§ **Data for this task**:
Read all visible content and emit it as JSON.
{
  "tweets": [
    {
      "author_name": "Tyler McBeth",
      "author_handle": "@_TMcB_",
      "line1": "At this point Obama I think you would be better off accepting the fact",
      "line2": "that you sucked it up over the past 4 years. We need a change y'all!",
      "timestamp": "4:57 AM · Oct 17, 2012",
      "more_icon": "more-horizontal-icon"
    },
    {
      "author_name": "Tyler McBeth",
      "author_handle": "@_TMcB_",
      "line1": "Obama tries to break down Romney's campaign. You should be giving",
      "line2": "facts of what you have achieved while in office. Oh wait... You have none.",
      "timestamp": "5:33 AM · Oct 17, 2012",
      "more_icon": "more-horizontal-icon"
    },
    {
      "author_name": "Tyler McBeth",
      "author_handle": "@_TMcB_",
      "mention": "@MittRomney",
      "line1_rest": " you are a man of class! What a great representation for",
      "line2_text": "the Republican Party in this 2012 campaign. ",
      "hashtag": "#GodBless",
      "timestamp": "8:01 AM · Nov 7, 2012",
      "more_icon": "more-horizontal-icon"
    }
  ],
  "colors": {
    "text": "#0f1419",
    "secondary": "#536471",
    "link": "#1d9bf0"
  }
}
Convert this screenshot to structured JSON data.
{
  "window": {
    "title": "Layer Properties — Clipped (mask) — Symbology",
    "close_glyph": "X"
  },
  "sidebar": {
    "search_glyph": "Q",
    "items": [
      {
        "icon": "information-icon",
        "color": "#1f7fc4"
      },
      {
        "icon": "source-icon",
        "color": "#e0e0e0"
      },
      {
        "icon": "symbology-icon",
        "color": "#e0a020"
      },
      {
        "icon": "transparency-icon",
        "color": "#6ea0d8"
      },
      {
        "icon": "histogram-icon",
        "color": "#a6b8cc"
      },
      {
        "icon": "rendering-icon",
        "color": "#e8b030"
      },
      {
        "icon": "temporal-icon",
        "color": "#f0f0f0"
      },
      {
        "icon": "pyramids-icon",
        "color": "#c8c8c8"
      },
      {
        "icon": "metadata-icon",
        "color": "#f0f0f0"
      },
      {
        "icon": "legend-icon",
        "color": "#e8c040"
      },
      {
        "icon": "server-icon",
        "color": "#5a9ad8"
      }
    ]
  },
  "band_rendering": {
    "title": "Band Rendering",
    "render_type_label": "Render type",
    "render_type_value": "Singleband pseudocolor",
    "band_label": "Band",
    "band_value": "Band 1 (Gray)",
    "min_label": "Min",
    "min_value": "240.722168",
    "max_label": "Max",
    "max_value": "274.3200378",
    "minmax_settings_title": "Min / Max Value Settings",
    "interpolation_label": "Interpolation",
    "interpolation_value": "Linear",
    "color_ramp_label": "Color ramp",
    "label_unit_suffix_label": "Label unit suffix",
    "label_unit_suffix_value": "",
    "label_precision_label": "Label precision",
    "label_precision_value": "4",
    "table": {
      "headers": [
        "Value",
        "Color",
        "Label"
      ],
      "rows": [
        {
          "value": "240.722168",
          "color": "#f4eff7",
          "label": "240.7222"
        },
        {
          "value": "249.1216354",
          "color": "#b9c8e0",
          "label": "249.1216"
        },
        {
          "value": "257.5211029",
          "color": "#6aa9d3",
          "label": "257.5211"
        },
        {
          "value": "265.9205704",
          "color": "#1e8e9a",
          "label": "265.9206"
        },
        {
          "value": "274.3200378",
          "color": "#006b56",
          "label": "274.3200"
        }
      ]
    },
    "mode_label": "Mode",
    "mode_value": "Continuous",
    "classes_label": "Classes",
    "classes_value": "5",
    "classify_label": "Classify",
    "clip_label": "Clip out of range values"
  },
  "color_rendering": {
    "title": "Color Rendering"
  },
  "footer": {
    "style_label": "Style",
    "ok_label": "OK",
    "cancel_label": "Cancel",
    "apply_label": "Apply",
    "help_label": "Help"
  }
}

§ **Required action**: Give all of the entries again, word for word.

§ **Written solution**:
Read all visible content and emit it as JSON.
{
  "tweets": [
    {
      "author_name": "Tyler McBeth",
      "author_handle": "@_TMcB_",
      "line1": "At this point Obama I think you would be better off accepting the fact",
      "line2": "that you sucked it up over the past 4 years. We need a change y'all!",
      "timestamp": "4:57 AM · Oct 17, 2012",
      "more_icon": "more-horizontal-icon"
    },
    {
      "author_name": "Tyler McBeth",
      "author_handle": "@_TMcB_",
      "line1": "Obama tries to break down Romney's campaign. You should be giving",
      "line2": "facts of what you have achieved while in office. Oh wait... You have none.",
      "timestamp": "5:33 AM · Oct 17, 2012",
      "more_icon": "more-horizontal-icon"
    },
    {
      "author_name": "Tyler McBeth",
      "author_handle": "@_TMcB_",
      "mention": "@MittRomney",
      "line1_rest": " you are a man of class! What a great representation for",
      "line2_text": "the Republican Party in this 2012 campaign. ",
      "hashtag": "#GodBless",
      "timestamp": "8:01 AM · Nov 7, 2012",
      "more_icon": "more-horizontal-icon"
    }
  ],
  "colors": {
    "text": "#0f1419",
    "secondary": "#536471",
    "link": "#1d9bf0"
  }
}
Convert this screenshot to structured JSON data.
{
  "window": {
    "title": "Layer Properties — Clipped (mask) — Symbology",
    "close_glyph": "X"
  },
  "sidebar": {
    "search_glyph": "Q",
    "items": [
      {
        "icon": "information-icon",
        "color": "#1f7fc4"
      },
      {
        "icon": "source-icon",
        "color": "#e0e0e0"
      },
      {
        "icon": "symbology-icon",
        "color": "#e0a020"
      },
      {
        "icon": "transparency-icon",
        "color": "#6ea0d8"
      },
      {
        "icon": "histogram-icon",
        "color": "#a6b8cc"
      },
      {
        "icon": "rendering-icon",
        "color": "#e8b030"
      },
      {
        "icon": "temporal-icon",
        "color": "#f0f0f0"
      },
      {
        "icon": "pyramids-icon",
        "color": "#c8c8c8"
      },
      {
        "icon": "metadata-icon",
        "color": "#f0f0f0"
      },
      {
        "icon": "legend-icon",
        "color": "#e8c040"
      },
      {
        "icon": "server-icon",
        "color": "#5a9ad8"
      }
    ]
  },
  "band_rendering": {
    "title": "Band Rendering",
    "render_type_label": "Render type",
    "render_type_value": "Singleband pseudocolor",
    "band_label": "Band",
    "band_value": "Band 1 (Gray)",
    "min_label": "Min",
    "min_value": "240.722168",
    "max_label": "Max",
    "max_value": "274.3200378",
    "minmax_settings_title": "Min / Max Value Settings",
    "interpolation_label": "Interpolation",
    "interpolation_value": "Linear",
    "color_ramp_label": "Color ramp",
    "label_unit_suffix_label": "Label unit suffix",
    "label_unit_suffix_value": "",
    "label_precision_label": "Label precision",
    "label_precision_value": "4",
    "table": {
      "headers": [
        "Value",
        "Color",
        "Label"
      ],
      "rows": [
        {
          "value": "240.722168",
          "color": "#f4eff7",
          "label": "240.7222"
        },
        {
          "value": "249.1216354",
          "color": "#b9c8e0",
          "label": "249.1216"
        },
        {
          "value": "257.5211029",
          "color": "#6aa9d3",
          "label": "257.5211"
        },
        {
          "value": "265.9205704",
          "color": "#1e8e9a",
          "label": "265.9206"
        },
        {
          "value": "274.3200378",
          "color": "#006b56",
          "label": "274.3200"
        }
      ]
    },
    "mode_label": "Mode",
    "mode_value": "Continuous",
    "classes_label": "Classes",
    "classes_value": "5",
    "classify_label": "Classify",
    "clip_label": "Clip out of range values"
  },
  "color_rendering": {
    "title": "Color Rendering"
  },
  "footer": {
    "style_label": "Style",
    "ok_label": "OK",
    "cancel_label": "Cancel",
    "apply_label": "Apply",
    "help_label": "Help"
  }
}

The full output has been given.